· Curiosity and desire to learn and do more: A professional chef is not content to cook the same dishes over and over again. Instead, they are curious about new developments in the culinary world, unusual flavor combinations and ingredients they haven’t yet heard of.

· Practice. Practice. Practice: You won't get a dish right unless and until you keep practicing it enough. By experience, you learn to become a professional chef.

HIERARCHY OF CHEFS:

If you work in hospitality or catering, it’s probable that you have heard of the Brigade de Cuisine. Think this is the first time you’ve heard of the Brigade de Cuisine?. Then no problem. Brigade de Cuisine is a French brigade system adopted to ensure kitchen operations run smoothly.

It is basically known as the kitchen hierarchy, that is the chefs are ranked according to their experience and held various positions in the overall function of the kitchen.

· Executive Chef:

The Executive chef sits at the top of the kitchen hierarchy; their role is primarily managerial. Executive chefs tend to manage kitchens at multiple outlets and are not usually directly responsible for cooking.

· Chef de Cuisine (Head Chef):

The Head Chef manages the whole kitchen and in the absence of an Executive Chef, they’ll be on the top of the hierarchy. For example, they supervise and manage staff, control costs and make purchases, and liaise with the restaurant manager and suppliers to create new menus.

Aboyeur :

The aboyeur accepts orders from the dining room, relays them to the appropriate stations of the kitchen, and checks each plate before it leaves the kitchen.

Communard:

The communard prepares the meal served to staff at some point during the shift (also called the family meal).

· Sous Chef (Assistant Chef):

The Sous Chef supervises all the other chefs, including teaching them, correcting techniques and cooking as necessary.

· Chef de Partie (Senior Chef or Station Chef):

As a Chef de partie you get to oversee a section of the kitchen, be it pastry, butchery, fish, sauces, vegetables and so on.

Saucier (Sauce Chef):

Prepares sauces and gravies that accompany dishes for all the stations; also soups, stews and sautéing.

Poissonnier (Fish Chef):

Poissonnier or the Fish Chef is responsible for the preparation of all fish dishes in the kitchen. This can include acquiring fresh fish on a daily basis from local fishermen or other merchants, as well as bringing in non-local catches, as needed, to supplement the menu.

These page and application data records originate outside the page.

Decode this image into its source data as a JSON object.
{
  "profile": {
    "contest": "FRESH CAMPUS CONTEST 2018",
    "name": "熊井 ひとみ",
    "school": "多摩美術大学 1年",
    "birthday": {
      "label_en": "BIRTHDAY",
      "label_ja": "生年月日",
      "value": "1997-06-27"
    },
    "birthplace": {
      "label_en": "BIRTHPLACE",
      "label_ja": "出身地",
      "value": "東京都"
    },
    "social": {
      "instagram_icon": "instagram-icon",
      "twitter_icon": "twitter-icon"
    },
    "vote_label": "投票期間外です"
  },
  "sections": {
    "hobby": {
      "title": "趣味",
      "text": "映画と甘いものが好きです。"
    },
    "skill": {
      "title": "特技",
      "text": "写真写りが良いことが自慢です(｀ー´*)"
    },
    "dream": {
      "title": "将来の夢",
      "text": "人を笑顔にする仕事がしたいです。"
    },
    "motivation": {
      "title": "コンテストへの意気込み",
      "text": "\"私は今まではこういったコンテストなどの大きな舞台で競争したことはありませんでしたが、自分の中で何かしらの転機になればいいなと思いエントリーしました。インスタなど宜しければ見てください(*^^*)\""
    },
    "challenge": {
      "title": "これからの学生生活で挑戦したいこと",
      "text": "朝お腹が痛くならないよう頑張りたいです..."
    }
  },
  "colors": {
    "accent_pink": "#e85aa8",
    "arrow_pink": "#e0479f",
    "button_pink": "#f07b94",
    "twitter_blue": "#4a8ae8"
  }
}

Rotisseur (Roast Chef):

They are responsible for roast meats or braises and all kinds of meats, cooking them slowly in the oven or on the stove; responsible for getting meat from suppliers or having it delivered.

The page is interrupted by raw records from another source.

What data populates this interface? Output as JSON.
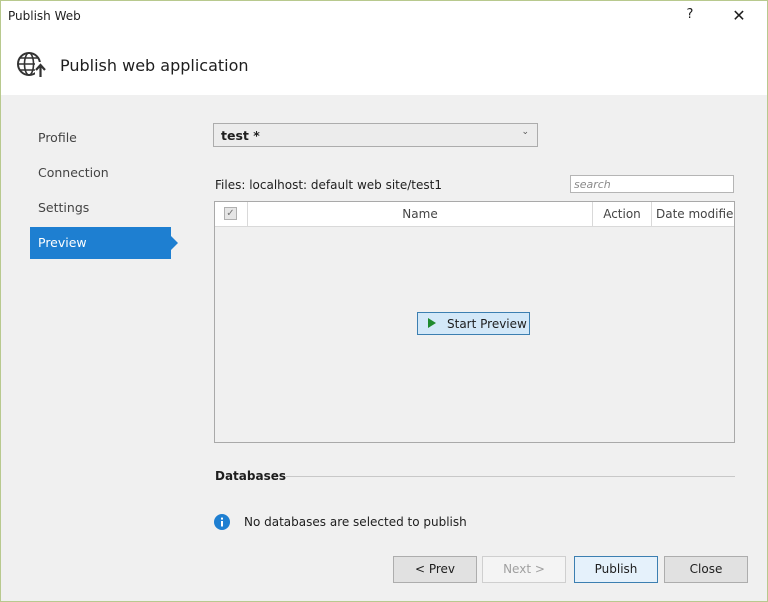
{
  "window": {
    "title": "Publish Web",
    "help": "?",
    "close": "✕"
  },
  "header": {
    "title": "Publish web application",
    "icon": "globe-publish-icon"
  },
  "sidebar": {
    "items": [
      {
        "label": "Profile",
        "active": false
      },
      {
        "label": "Connection",
        "active": false
      },
      {
        "label": "Settings",
        "active": false
      },
      {
        "label": "Preview",
        "active": true
      }
    ]
  },
  "profile": {
    "selected": "test *"
  },
  "files": {
    "label": "Files:  localhost: default web site/test1",
    "search_placeholder": "search",
    "columns": {
      "name": "Name",
      "action": "Action",
      "date": "Date modifie"
    },
    "start_preview_label": "Start Preview"
  },
  "databases": {
    "title": "Databases",
    "message": "No databases are selected to publish"
  },
  "buttons": {
    "prev": "< Prev",
    "next": "Next >",
    "publish": "Publish",
    "close": "Close"
  },
  "colors": {
    "accent": "#1e7fd1",
    "play": "#1e8a2e",
    "info": "#1e7fd1"
  }
}
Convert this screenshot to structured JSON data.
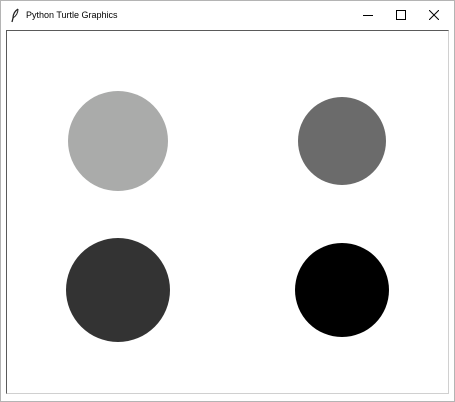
{
  "window": {
    "title": "Python Turtle Graphics",
    "icon": "feather-icon",
    "controls": {
      "minimize": "minimize-icon",
      "maximize": "maximize-icon",
      "close": "close-icon"
    }
  },
  "canvas": {
    "background": "#ffffff",
    "dots": [
      {
        "name": "dot-top-left",
        "color": "#aaabaa"
      },
      {
        "name": "dot-top-right",
        "color": "#6b6b6b"
      },
      {
        "name": "dot-bottom-left",
        "color": "#333333"
      },
      {
        "name": "dot-bottom-right",
        "color": "#000000"
      }
    ]
  }
}
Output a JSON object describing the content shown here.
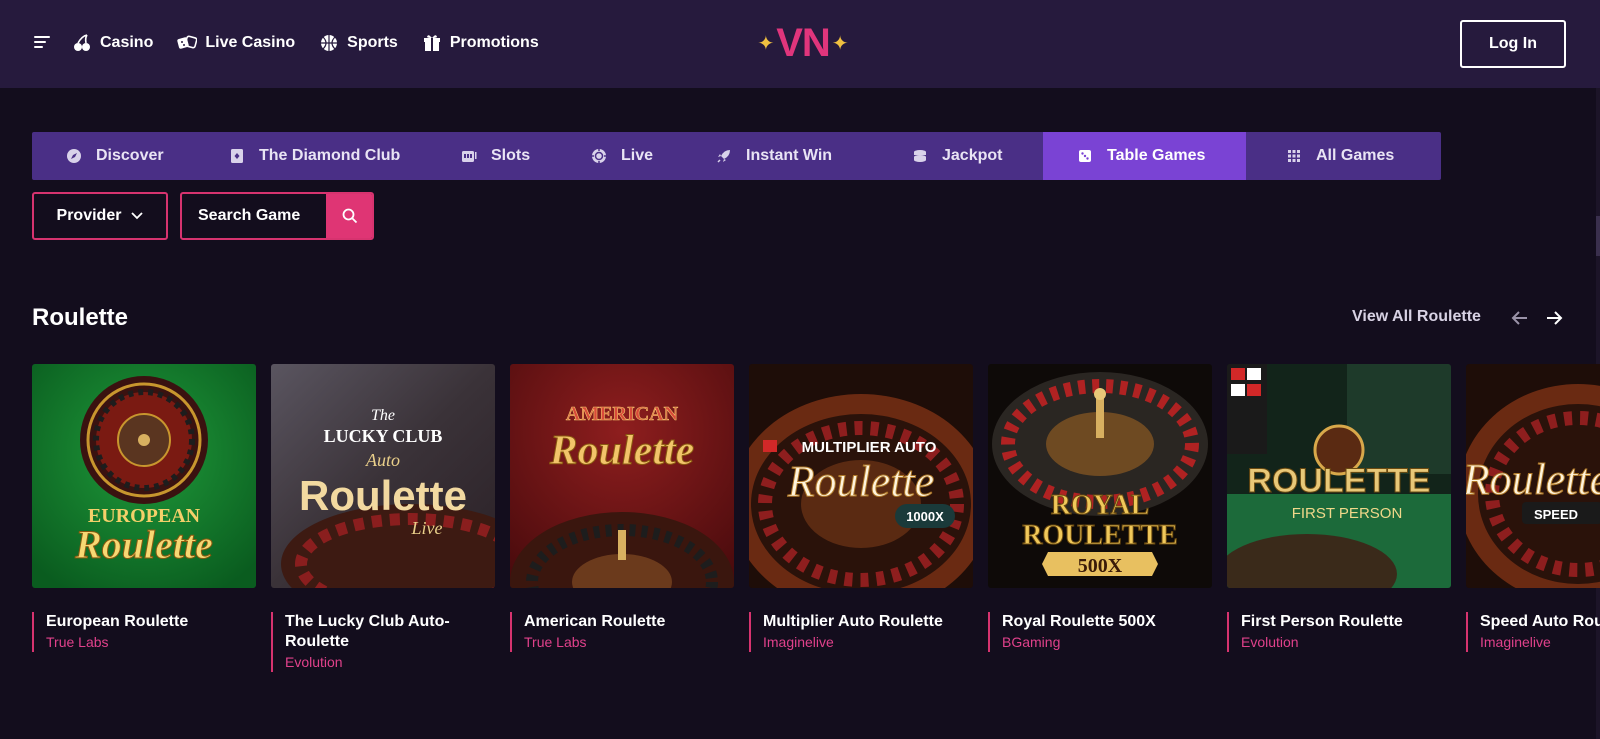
{
  "header": {
    "nav": [
      {
        "label": "Casino",
        "icon": "cherry-icon"
      },
      {
        "label": "Live Casino",
        "icon": "dice-icon"
      },
      {
        "label": "Sports",
        "icon": "ball-icon"
      },
      {
        "label": "Promotions",
        "icon": "gift-icon"
      }
    ],
    "logo": "VN",
    "login_label": "Log In"
  },
  "categories": [
    {
      "label": "Discover",
      "icon": "compass-icon",
      "active": false
    },
    {
      "label": "The Diamond Club",
      "icon": "card-icon",
      "active": false
    },
    {
      "label": "Slots",
      "icon": "slot-machine-icon",
      "active": false
    },
    {
      "label": "Live",
      "icon": "chip-icon",
      "active": false
    },
    {
      "label": "Instant Win",
      "icon": "rocket-icon",
      "active": false
    },
    {
      "label": "Jackpot",
      "icon": "coins-icon",
      "active": false
    },
    {
      "label": "Table Games",
      "icon": "dice-icon",
      "active": true
    },
    {
      "label": "All Games",
      "icon": "grid-icon",
      "active": false
    }
  ],
  "filters": {
    "provider_label": "Provider",
    "search_placeholder": "Search Game"
  },
  "section": {
    "title": "Roulette",
    "view_all": "View All Roulette"
  },
  "games": [
    {
      "name": "European Roulette",
      "provider": "True Labs",
      "art_lines": [
        "EUROPEAN",
        "Roulette"
      ]
    },
    {
      "name": "The Lucky Club Auto-Roulette",
      "provider": "Evolution",
      "art_lines": [
        "The",
        "LUCKY CLUB",
        "Auto",
        "Roulette",
        "Live"
      ]
    },
    {
      "name": "American Roulette",
      "provider": "True Labs",
      "art_lines": [
        "AMERICAN",
        "Roulette"
      ]
    },
    {
      "name": "Multiplier Auto Roulette",
      "provider": "Imaginelive",
      "art_lines": [
        "MULTIPLIER AUTO",
        "Roulette",
        "1000X"
      ]
    },
    {
      "name": "Royal Roulette 500X",
      "provider": "BGaming",
      "art_lines": [
        "ROYAL",
        "ROULETTE",
        "500X"
      ]
    },
    {
      "name": "First Person Roulette",
      "provider": "Evolution",
      "art_lines": [
        "ROULETTE",
        "FIRST PERSON"
      ]
    },
    {
      "name": "Speed Auto Roulette",
      "provider": "Imaginelive",
      "art_lines": [
        "Roulette",
        "SPEED"
      ]
    }
  ],
  "colors": {
    "header_bg": "#261a3d",
    "page_bg": "#130d1d",
    "tabs_bg": "#4a2f86",
    "tab_active": "#7a43d4",
    "accent_pink": "#df3574",
    "logo_pink": "#e0357c",
    "gold": "#f0c040"
  }
}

Grillardin (Grill Chef):

They are responsible for any foods that must be grilled. This can include meats, poultry, or even vegetables.

Friturier (Fry Chef):

This member of staff prepares and specializes in, fried food items.

Entremetier (Vegetable Chef):

They prepare vegetables, soups, starches, and eggs. In larger kitchens, this role may split into two: Potager, who is in charge of making soups, and Legumier, who is in charge of preparing any vegetables.

Tournant (Swing Chef):

Experienced in all stations, this chef fills in when any station needs help, moving from station to station as one gets busy or filling in when a chef is absent.

Garde manger (Pantry Chef):

The Pantry Chef is responsible for the preparation of cold foods, including salads, cold appetizers, pâtés, and the like.

Boucher (Butcher):

They prepare meat and poultry before they are delivered to their respective stations.

Patissier (Pastry Chef):

The Patissier makes, bakes or prepares all baked goods, from bread and croissants to desserts and chocolate.

Being in a culinary industry where you get to prep, cook and present food is not an easy job. It is an industry that strives in the well-fare and serves the community. Becoming a professional chef is an honorable profession.

A professional chef is always on the top of his game, proficient in all aspects of food preparation and makes us the delicious food ever. So if you are really into cooking and have just completed your schooling.

What is the wait for?

Become a pinnacle of professionalism and skill by becoming a professional chef.